RECORDS PROVIDED =>
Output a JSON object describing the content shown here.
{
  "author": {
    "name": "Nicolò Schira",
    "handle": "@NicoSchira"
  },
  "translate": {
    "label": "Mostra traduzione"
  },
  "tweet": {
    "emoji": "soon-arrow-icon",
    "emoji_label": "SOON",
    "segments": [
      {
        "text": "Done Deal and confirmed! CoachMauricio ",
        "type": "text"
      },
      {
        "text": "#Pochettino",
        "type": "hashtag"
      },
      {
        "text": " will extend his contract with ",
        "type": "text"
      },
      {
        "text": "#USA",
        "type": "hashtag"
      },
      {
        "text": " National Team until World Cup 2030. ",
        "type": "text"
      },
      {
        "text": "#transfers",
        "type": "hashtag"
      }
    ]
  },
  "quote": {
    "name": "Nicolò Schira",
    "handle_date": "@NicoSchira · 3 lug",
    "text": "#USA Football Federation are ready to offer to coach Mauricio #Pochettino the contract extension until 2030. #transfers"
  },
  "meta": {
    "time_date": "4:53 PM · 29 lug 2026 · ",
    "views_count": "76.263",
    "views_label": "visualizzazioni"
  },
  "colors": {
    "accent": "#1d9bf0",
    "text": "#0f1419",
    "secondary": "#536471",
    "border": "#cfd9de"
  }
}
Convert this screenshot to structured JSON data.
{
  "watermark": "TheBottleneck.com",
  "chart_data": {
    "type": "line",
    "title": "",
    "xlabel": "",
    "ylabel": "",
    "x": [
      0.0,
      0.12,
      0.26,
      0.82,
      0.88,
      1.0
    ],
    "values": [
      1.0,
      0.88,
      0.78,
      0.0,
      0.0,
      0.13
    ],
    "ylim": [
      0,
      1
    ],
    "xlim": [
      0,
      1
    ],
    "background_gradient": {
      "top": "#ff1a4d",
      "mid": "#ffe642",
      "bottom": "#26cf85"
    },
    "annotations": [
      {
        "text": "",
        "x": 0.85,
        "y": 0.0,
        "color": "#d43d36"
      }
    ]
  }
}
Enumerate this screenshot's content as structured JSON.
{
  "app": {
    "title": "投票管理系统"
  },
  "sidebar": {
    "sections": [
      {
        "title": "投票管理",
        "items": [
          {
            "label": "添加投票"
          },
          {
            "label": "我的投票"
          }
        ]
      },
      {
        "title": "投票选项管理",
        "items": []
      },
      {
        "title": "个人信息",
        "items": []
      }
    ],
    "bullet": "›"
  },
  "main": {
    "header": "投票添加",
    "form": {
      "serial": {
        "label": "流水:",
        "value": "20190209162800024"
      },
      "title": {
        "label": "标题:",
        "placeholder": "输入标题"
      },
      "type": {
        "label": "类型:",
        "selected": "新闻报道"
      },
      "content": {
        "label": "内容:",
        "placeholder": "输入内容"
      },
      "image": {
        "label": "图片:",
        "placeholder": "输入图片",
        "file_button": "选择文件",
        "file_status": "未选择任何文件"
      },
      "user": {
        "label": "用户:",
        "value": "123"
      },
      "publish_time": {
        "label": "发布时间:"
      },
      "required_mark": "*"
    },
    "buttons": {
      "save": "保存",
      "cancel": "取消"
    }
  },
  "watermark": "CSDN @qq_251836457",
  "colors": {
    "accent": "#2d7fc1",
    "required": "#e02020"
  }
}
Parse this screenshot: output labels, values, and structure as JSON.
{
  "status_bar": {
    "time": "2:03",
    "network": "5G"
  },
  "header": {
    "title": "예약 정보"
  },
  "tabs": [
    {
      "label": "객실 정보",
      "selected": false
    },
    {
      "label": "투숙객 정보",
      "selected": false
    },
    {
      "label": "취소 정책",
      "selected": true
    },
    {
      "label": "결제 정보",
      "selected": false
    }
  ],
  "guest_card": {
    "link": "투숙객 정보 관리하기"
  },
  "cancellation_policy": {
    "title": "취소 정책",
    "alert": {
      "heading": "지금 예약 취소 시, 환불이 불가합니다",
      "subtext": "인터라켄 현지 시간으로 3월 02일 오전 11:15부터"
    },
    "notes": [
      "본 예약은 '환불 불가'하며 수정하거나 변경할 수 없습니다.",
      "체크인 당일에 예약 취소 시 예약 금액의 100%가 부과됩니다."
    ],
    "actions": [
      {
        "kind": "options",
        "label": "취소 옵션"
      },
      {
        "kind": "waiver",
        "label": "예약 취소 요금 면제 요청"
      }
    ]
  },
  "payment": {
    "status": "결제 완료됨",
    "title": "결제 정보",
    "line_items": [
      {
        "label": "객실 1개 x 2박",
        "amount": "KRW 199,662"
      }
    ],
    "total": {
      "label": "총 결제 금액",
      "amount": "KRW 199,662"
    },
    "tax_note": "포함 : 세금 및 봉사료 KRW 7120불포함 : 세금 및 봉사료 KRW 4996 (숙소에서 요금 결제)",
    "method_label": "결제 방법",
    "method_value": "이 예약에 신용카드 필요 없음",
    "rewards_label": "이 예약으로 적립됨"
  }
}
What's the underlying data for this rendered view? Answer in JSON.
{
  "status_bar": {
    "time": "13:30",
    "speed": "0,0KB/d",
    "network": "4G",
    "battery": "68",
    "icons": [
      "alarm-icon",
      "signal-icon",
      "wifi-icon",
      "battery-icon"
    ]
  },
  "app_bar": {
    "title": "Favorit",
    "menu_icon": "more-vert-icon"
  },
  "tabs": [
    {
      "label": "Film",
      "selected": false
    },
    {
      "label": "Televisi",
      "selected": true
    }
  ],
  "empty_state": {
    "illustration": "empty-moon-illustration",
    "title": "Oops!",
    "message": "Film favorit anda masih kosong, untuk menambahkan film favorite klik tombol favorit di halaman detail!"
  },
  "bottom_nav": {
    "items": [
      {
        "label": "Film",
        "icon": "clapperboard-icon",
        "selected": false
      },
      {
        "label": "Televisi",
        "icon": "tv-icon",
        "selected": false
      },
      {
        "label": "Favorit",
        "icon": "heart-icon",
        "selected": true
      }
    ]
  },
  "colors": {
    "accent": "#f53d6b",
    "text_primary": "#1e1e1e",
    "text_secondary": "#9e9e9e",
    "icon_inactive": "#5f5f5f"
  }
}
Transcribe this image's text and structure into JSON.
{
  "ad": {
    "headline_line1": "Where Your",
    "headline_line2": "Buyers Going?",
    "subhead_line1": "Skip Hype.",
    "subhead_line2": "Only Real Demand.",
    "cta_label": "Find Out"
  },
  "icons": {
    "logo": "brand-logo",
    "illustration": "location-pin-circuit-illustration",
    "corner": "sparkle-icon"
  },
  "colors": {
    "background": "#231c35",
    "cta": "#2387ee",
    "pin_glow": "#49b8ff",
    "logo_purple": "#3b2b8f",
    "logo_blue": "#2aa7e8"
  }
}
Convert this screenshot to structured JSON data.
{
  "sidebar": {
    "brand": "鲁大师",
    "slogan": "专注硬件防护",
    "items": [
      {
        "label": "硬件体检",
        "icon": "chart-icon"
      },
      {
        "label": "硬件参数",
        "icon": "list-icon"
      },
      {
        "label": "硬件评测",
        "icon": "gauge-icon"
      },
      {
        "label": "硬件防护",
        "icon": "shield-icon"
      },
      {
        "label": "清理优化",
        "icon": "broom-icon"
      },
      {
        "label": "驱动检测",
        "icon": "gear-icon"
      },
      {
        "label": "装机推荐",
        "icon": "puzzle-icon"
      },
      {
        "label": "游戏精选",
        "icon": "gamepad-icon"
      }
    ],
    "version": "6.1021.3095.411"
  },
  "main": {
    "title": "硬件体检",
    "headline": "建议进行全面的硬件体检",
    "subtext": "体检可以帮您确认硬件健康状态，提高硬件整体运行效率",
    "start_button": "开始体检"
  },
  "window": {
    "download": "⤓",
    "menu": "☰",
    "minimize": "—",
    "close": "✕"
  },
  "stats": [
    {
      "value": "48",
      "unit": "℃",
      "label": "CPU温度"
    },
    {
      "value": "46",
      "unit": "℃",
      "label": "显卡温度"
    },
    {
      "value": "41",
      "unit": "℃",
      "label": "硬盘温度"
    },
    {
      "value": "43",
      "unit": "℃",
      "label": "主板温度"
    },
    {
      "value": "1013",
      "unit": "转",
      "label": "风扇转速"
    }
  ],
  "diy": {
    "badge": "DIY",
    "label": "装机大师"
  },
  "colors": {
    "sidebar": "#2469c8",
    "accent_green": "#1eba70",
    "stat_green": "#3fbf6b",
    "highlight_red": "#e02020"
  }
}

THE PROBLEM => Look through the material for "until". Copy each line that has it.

RESULT OF THIS EXERCISE =>
        "text": " National Team until World Cup 2030. ",
    "text": "#USA Football Federation are ready to offer to coach Mauricio #Pochettino the contract extension until 2030. #transfers"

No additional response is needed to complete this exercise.